Status: Open now
You remember Jefferson Hall. Little juke joint on Main Street, good local music, super-cold beer? Well, it moved. Across the river to Newport. And it's bigger than ever. In a true tale of homegrown-favorite-makes-it-big-time, J-Hall transplanted itself to a large space at the Levee, over two-and-a-half times the size it had been. With live music six nights a week (and a DJ on the seventh), J-Hall maintains itself as an area staple for those who want to just hang but don't want the club crowd bumping into them all night. A cozy, indie feel (truly unique for a Levee establishment) helps to set the scene for some of the city's best local bands and the occasional touring act.
700 Pete Rose Way, Longworth Hall
Status: Open now
Owner Greg Leffel was forward-thinking when he opened Whiskey Dick's in Longworth Hall last November: If people have stopped coming downtown to hang out, give them a reason to do so. So far, it seems to be working. Whiskey Dick's happy hour is rapidly becoming a premiere after-work locale, and an adjoining concert hall featuring touring Rock and Blues acts is steadily breathing life into the stadium district once again. Though the establishment has yet to enjoy the warm summer nights that keep patios hopping, Whiskey Dick's plans to keep delivering reasons with weekly "bike nights" for motorcycle enthusiasts as well as pet-themed patio events where patrons can stop in with their four-legged drinking buddies. Easy parking access, a warm environment and a quick jaunt from Great American or Paul Brown combine to make Whiskey Dick's prime real estate for an evening downtown.
314 W. Fourth St., Downtown
Status: Opening soon
Partners Josh Heuser and Nick Grammas are combining talents to create Bang, an upscale nightclub opening soon on Fourth Street. The pair are opting not to build on successful establishments in other cities but rather to build an atmosphere that's uniquely Cincinnati's own. From bold reds and yellows to private TV-laden booths, Bang is positioning itself to become a hotspot that is as friendly and approachable as it is trendy and beautiful. Removing itself from the red velvet rope culture, Bang is striving to do away with the pretensions that often come with elite club crowds and establish its own distinct personality. Though the bar has no "official" dance floor, in-residence DJs and top-shelf cocktails should lend themselves to plenty of impromptu parties, and Bang's plush, exquisite décor should have no trouble finding its own crowd. Nestled in the quieter, more residential Fourth Street district, Bang hopes to bring something long missing back to the neighborhood. Heuser says it best: "We want this to be a place where people can say, 'This is why I moved downtown.' "

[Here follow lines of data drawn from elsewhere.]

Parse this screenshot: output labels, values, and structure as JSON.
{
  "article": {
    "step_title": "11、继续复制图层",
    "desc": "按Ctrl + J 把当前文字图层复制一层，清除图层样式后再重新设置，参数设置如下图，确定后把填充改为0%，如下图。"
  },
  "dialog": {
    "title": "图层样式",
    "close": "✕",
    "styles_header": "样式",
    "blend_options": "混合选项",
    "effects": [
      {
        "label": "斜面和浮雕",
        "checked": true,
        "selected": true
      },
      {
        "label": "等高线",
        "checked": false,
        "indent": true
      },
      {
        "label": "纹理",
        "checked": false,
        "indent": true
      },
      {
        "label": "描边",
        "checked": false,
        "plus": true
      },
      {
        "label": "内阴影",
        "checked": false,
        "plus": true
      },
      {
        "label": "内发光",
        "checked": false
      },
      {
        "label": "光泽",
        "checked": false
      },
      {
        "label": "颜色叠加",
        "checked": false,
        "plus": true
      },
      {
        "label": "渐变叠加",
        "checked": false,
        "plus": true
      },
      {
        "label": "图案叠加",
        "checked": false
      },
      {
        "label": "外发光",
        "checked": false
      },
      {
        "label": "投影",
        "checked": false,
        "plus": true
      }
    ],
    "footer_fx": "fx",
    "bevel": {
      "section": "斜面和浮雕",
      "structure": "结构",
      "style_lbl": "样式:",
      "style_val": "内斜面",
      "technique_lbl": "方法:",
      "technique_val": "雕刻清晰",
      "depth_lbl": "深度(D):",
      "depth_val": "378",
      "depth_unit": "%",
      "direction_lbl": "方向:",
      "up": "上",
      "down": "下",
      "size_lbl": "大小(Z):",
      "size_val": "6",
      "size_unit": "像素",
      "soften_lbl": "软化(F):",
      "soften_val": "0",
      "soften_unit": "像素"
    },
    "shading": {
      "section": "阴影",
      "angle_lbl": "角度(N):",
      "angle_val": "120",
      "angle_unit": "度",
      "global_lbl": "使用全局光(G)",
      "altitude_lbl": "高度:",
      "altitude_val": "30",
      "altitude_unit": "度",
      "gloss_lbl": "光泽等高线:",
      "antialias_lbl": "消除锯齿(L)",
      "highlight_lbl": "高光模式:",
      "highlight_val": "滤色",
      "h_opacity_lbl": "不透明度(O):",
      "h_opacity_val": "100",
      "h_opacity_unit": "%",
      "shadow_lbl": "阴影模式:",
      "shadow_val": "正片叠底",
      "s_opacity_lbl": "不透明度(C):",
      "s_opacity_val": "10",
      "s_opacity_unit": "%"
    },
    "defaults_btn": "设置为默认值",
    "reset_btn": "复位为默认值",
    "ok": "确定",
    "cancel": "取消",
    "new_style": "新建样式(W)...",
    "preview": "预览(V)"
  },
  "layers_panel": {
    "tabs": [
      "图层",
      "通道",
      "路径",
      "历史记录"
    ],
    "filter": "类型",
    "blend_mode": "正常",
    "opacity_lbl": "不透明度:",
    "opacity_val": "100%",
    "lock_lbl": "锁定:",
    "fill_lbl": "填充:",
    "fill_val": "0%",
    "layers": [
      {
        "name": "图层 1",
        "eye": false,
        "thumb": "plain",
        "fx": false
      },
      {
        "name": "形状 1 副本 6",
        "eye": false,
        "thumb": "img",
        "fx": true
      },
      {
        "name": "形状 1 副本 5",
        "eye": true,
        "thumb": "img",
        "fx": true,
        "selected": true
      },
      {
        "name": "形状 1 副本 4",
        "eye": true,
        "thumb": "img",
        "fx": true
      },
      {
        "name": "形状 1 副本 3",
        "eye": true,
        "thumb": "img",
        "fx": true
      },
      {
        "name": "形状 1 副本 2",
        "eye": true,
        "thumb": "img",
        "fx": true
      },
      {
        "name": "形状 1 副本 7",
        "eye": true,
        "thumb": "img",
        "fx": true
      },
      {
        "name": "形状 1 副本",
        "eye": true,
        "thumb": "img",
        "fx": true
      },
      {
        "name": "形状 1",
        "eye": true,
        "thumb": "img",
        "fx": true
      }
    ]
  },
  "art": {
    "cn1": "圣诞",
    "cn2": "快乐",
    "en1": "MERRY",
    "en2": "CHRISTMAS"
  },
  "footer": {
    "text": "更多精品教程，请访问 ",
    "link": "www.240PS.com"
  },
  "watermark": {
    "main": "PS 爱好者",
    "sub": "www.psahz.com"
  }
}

1203 Sycamore St., Over-the-Rhine
Status: Open now
Roula Davis, one of the creative minds behind the sleek, hip diner Vinyl, believes that if Cincinnati is a large city it should start behaving like one. "In major cities," she says, "music and dining always go hand in hand." Such is the basis behind Vinyl, where DJs pump house and lounge music into the background as patrons enjoy classic American pub food with a unique culinary upgrade. Bringing such distinct sensibilities together (visiting DJs from Europe, upscale twists on the standard menu and a crisp, organic style) has so far paid off for Vinyl, which often hosts wine-tasting events for networking businesswomen and created a buzz last summer with its well-attended Twelfth Street block parties. Davis is also the genius behind Vinyl's top-of-the-line cocktail menu, which is retooled regularly with seasonal fruits, and the club's Vinyl Elixir, which allows guests to create their own cocktail based on a selection of liqueurs and fruits. By night, a dining atmosphere gives way to a club atmosphere as DJs change up playlists and the restaurant becomes one of the neighborhood's swingingest, swankiest joints. A true getaway experience. ©